The view from academe
We have all pondered the same question: ‘Is it really worth it?’ Well, Dr Sushma Vishnani decided to find out. As an India-based chartered accountant, she spent much of her time producing and auditing financial statements. But did all her hard work make a difference to investors?
After analyzing the impact of balance sheet, income and cash flow statements on the stock performance of 24 Indian blue chips, the answer was clear: the value relevance of financial reporting per se is almost nil.
‘Indian investors tend to be short-term-oriented, speculative and guided by psychological factors,’ explains Vishnani, a faculty member at the Jaipuria Institute of Management. ‘It appears they do not trust financial data to be true and transparent enough to base their stock market decisions on them.’
While India has made great strides in accounting standards, Vishnani says it must go further.

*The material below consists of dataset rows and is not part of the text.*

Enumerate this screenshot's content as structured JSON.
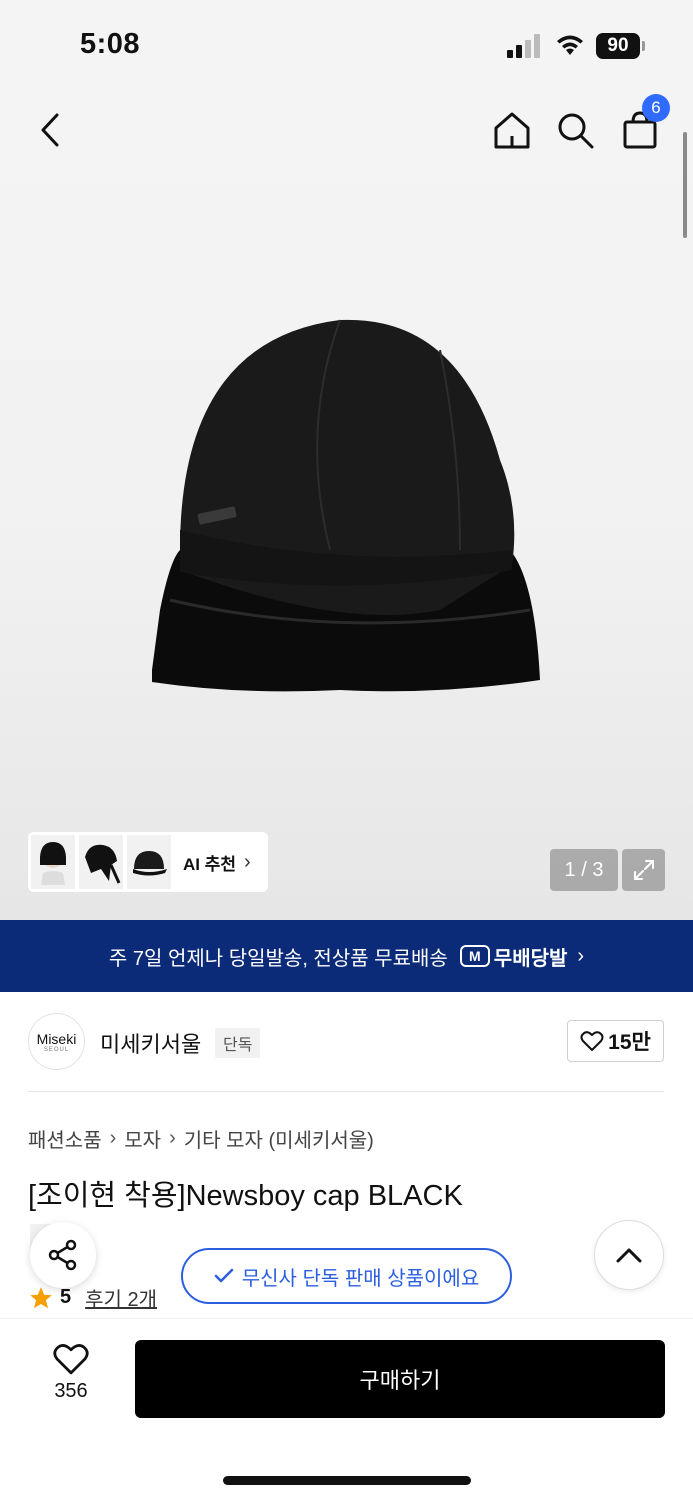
{
  "status_bar": {
    "time": "5:08",
    "battery": "90"
  },
  "nav": {
    "cart_count": "6"
  },
  "gallery": {
    "ai_label": "AI 추천",
    "page_indicator": "1 / 3"
  },
  "banner": {
    "text": "주 7일 언제나 당일발송, 전상품 무료배송",
    "logo_mark": "M",
    "logo_text": "무배당발"
  },
  "brand": {
    "logo_text": "Miseki",
    "logo_subtext": "SEOUL",
    "name": "미세키서울",
    "tag": "단독",
    "likes": "15만"
  },
  "breadcrumb": [
    "패션소품",
    "모자",
    "기타 모자 (미세키서울)"
  ],
  "product": {
    "title": "[조이현 착용]Newsboy cap BLACK",
    "tag": "단독",
    "rating": "5",
    "reviews": "후기 2개"
  },
  "exclusive_notice": "무신사 단독 판매 상품이에요",
  "bottom_bar": {
    "wishlist_count": "356",
    "buy_label": "구매하기"
  },
  "colors": {
    "banner_bg": "#0b2a78",
    "accent_blue": "#2b5fe0",
    "badge_blue": "#2f6bff",
    "star": "#f5a000"
  }
}
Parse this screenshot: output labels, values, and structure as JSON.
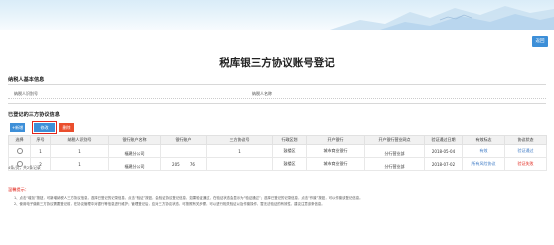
{
  "header": {
    "back_label": "返回"
  },
  "page_title": "税库银三方协议账号登记",
  "taxpayer_section": {
    "title": "纳税人基本信息",
    "id_label": "纳税人识别号",
    "name_label": "纳税人名称"
  },
  "agreement_section": {
    "title": "已登记的三方协议信息",
    "buttons": {
      "add": "+新增",
      "modify": "修改",
      "delete": "删除"
    },
    "columns": [
      "选择",
      "序号",
      "纳税人识别号",
      "银行账户名称",
      "银行账户",
      "三方协议号",
      "行政区划",
      "开户银行",
      "开户银行营业网点",
      "验证通过日期",
      "有效标志",
      "协议状态"
    ],
    "rows": [
      {
        "seq": "1",
        "taxpayer_id": "1",
        "account_name": "福建分公司",
        "account_no": "",
        "protocol_no": "1",
        "region": "鼓楼区",
        "bank": "城市商业银行",
        "branch": "分行营业部",
        "verify_date": "2018-05-04",
        "valid": "有效",
        "status": "验证通过"
      },
      {
        "seq": "2",
        "taxpayer_id": "1",
        "account_name": "福建分公司",
        "account_no": "205",
        "account_tail": "76",
        "protocol_no": "",
        "region": "鼓楼区",
        "bank": "城市商业银行",
        "branch": "分行营业部",
        "verify_date": "2018-07-02",
        "valid": "所有风险协议",
        "status": "验证失败"
      }
    ],
    "pager_text": "4条/页，共2条记录"
  },
  "tips": {
    "title": "温馨提示：",
    "items": [
      "1、点击“增加”按钮，可新增纳税人三方协议信息，选择已登记的记录信息，点击“验证”按钮，会验证协议登记信息，如果验证通过，在验证状态会显示为“验证通过”；选择已登记的记录信息，点击“作废”按钮，可以作废该登记信息。",
      "2、使用电子缴款三方协议需要登记前，在协议管理中对银行等信息进行维护；管理登记后，应对三方协议状态，可按照有关步骤，可以进行相关验证以及作废操作，暂无法验证的有效性，建议注意该条信息。"
    ]
  },
  "colors": {
    "accent": "#3d8fd8",
    "danger": "#e1261c",
    "link": "#3a78c4"
  }
}
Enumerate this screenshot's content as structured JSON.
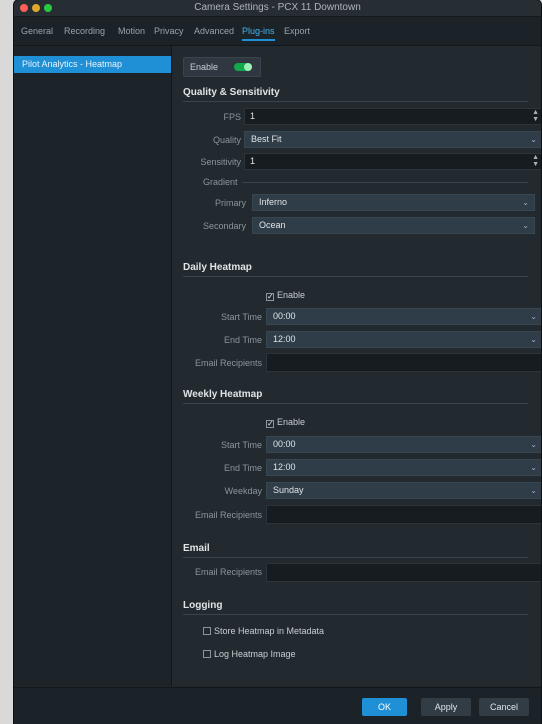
{
  "window": {
    "title": "Camera Settings - PCX 11 Downtown"
  },
  "tabs": [
    "General",
    "Recording",
    "Motion",
    "Privacy",
    "Advanced",
    "Plug-ins",
    "Export"
  ],
  "active_tab": "Plug-ins",
  "sidebar": {
    "items": [
      {
        "label": "Pilot Analytics - Heatmap",
        "selected": true
      }
    ]
  },
  "plugin": {
    "enable_label": "Enable",
    "enabled": true
  },
  "quality": {
    "title": "Quality & Sensitivity",
    "fps_label": "FPS",
    "fps_value": "1",
    "quality_label": "Quality",
    "quality_value": "Best Fit",
    "sensitivity_label": "Sensitivity",
    "sensitivity_value": "1",
    "gradient_title": "Gradient",
    "primary_label": "Primary",
    "primary_value": "Inferno",
    "secondary_label": "Secondary",
    "secondary_value": "Ocean"
  },
  "daily": {
    "title": "Daily Heatmap",
    "enable_label": "Enable",
    "enabled": true,
    "start_label": "Start Time",
    "start_value": "00:00",
    "end_label": "End Time",
    "end_value": "12:00",
    "email_label": "Email Recipients",
    "email_value": ""
  },
  "weekly": {
    "title": "Weekly Heatmap",
    "enable_label": "Enable",
    "enabled": true,
    "start_label": "Start Time",
    "start_value": "00:00",
    "end_label": "End Time",
    "end_value": "12:00",
    "weekday_label": "Weekday",
    "weekday_value": "Sunday",
    "email_label": "Email Recipients",
    "email_value": ""
  },
  "email": {
    "title": "Email",
    "recipients_label": "Email Recipients",
    "recipients_value": ""
  },
  "logging": {
    "title": "Logging",
    "store_label": "Store Heatmap in Metadata",
    "store_checked": false,
    "log_label": "Log Heatmap Image",
    "log_checked": false
  },
  "footer": {
    "ok": "OK",
    "apply": "Apply",
    "cancel": "Cancel"
  },
  "colors": {
    "accent": "#1f8fd6",
    "toggle_on": "#13a84b",
    "background": "#222a30"
  },
  "icons": {
    "checkbox_checked": "check-mark",
    "dropdown": "chevron-down",
    "spinner": "up-down-arrows"
  }
}
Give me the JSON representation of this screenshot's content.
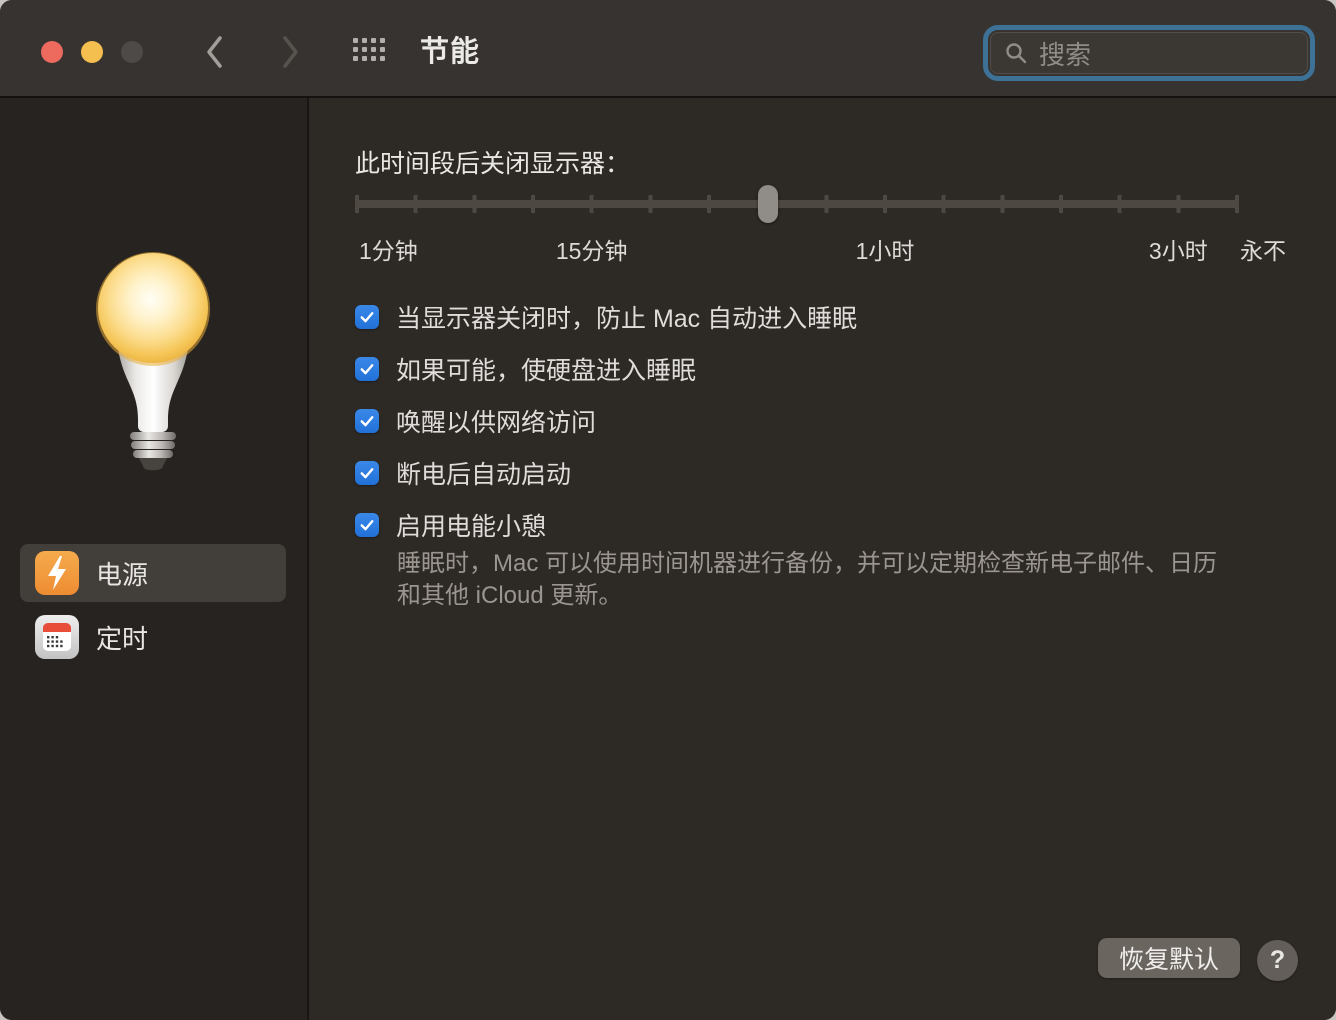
{
  "window": {
    "title": "节能"
  },
  "titlebar": {
    "traffic_lights": {
      "close": "#ec6a5e",
      "minimize": "#f4bf4e",
      "zoom_disabled": "#4e4a47"
    },
    "search": {
      "placeholder": "搜索"
    }
  },
  "sidebar": {
    "items": [
      {
        "label": "电源",
        "selected": true,
        "icon": "power-bolt-icon"
      },
      {
        "label": "定时",
        "selected": false,
        "icon": "schedule-calendar-icon"
      }
    ]
  },
  "main": {
    "display_sleep": {
      "label": "此时间段后关闭显示器：",
      "tick_labels": {
        "0": "1分钟",
        "1": "15分钟",
        "2": "1小时",
        "3": "3小时",
        "4": "永不"
      },
      "tick_count": 16,
      "thumb_tick_index": 7
    },
    "checkboxes": [
      {
        "label": "当显示器关闭时，防止 Mac 自动进入睡眠",
        "checked": true
      },
      {
        "label": "如果可能，使硬盘进入睡眠",
        "checked": true
      },
      {
        "label": "唤醒以供网络访问",
        "checked": true
      },
      {
        "label": "断电后自动启动",
        "checked": true
      },
      {
        "label": "启用电能小憩",
        "checked": true
      }
    ],
    "power_nap_description": "睡眠时，Mac 可以使用时间机器进行备份，并可以定期检查新电子邮件、日历和其他 iCloud 更新。",
    "restore_defaults_label": "恢复默认",
    "help_label": "?"
  },
  "colors": {
    "titlebar_bg": "#373330",
    "sidebar_bg": "#272320",
    "main_bg": "#2d2925",
    "checkbox_blue": "#2e7ce0",
    "focus_ring": "#3d7195",
    "selected_item_bg": "#423e3a"
  }
}
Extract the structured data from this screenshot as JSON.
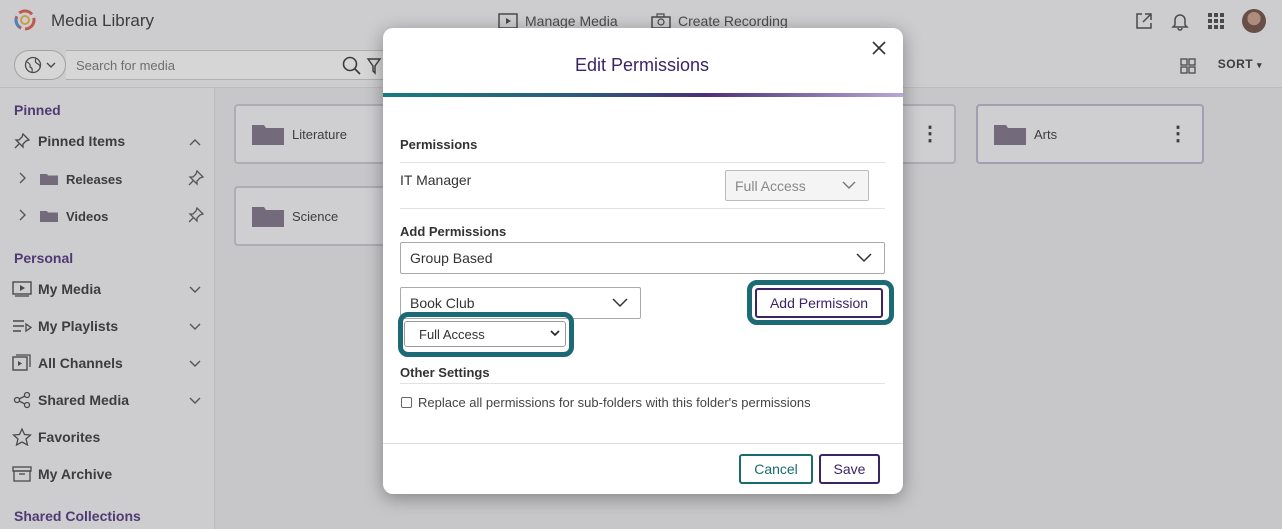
{
  "app": {
    "title": "Media Library",
    "nav_manage": "Manage Media",
    "nav_record": "Create Recording"
  },
  "search": {
    "placeholder": "Search for media",
    "sort_label": "SORT"
  },
  "sidebar": {
    "pinned_heading": "Pinned",
    "pinned_items": "Pinned Items",
    "pinned_sub": [
      "Releases",
      "Videos"
    ],
    "personal_heading": "Personal",
    "personal_items": [
      "My Media",
      "My Playlists",
      "All Channels",
      "Shared Media",
      "Favorites",
      "My Archive"
    ],
    "shared_heading": "Shared Collections"
  },
  "folders": [
    "Literature",
    "Arts",
    "Science"
  ],
  "modal": {
    "title": "Edit Permissions",
    "permissions_heading": "Permissions",
    "existing_user": "IT Manager",
    "existing_access": "Full Access",
    "add_heading": "Add Permissions",
    "type_select": "Group Based",
    "group_select": "Book Club",
    "access_select": "Full Access",
    "add_button": "Add Permission",
    "other_heading": "Other Settings",
    "checkbox_label": "Replace all permissions for sub-folders with this folder's permissions",
    "cancel_button": "Cancel",
    "save_button": "Save"
  },
  "colors": {
    "brand_purple": "#3a2466",
    "accent_teal": "#1a6a70",
    "highlight_ring": "#1c6a73"
  }
}
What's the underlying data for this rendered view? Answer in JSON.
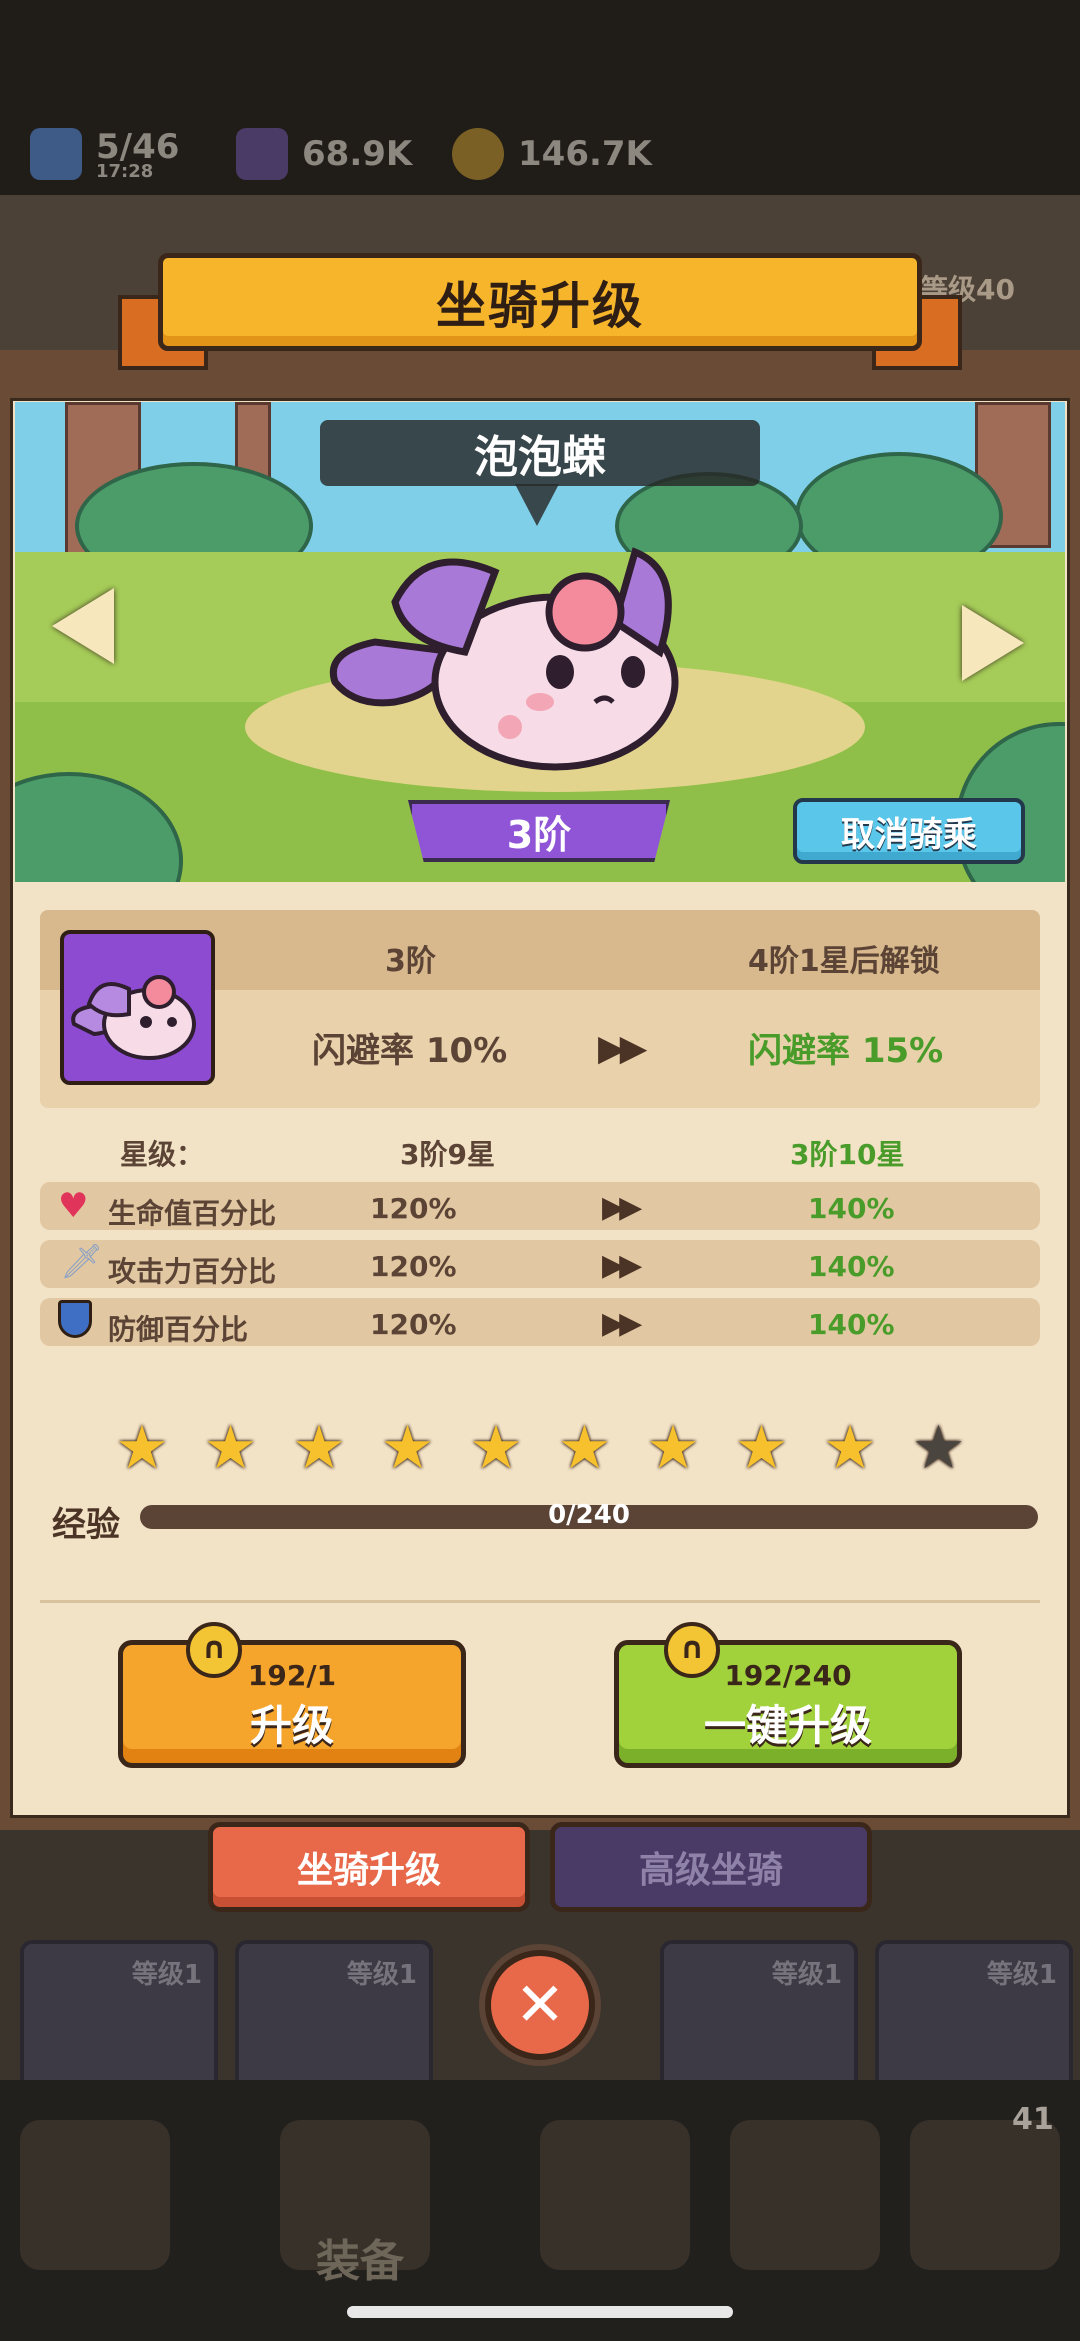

‘We need better investor protection infrastructure and awareness programs on financial statements,’ she maintains. ‘We have exhaustive laws but I haven’t seen any significant legal actions taken against cheating managements or auditors. Only then will financial reporting be an effective communication tool between companies and their investors.’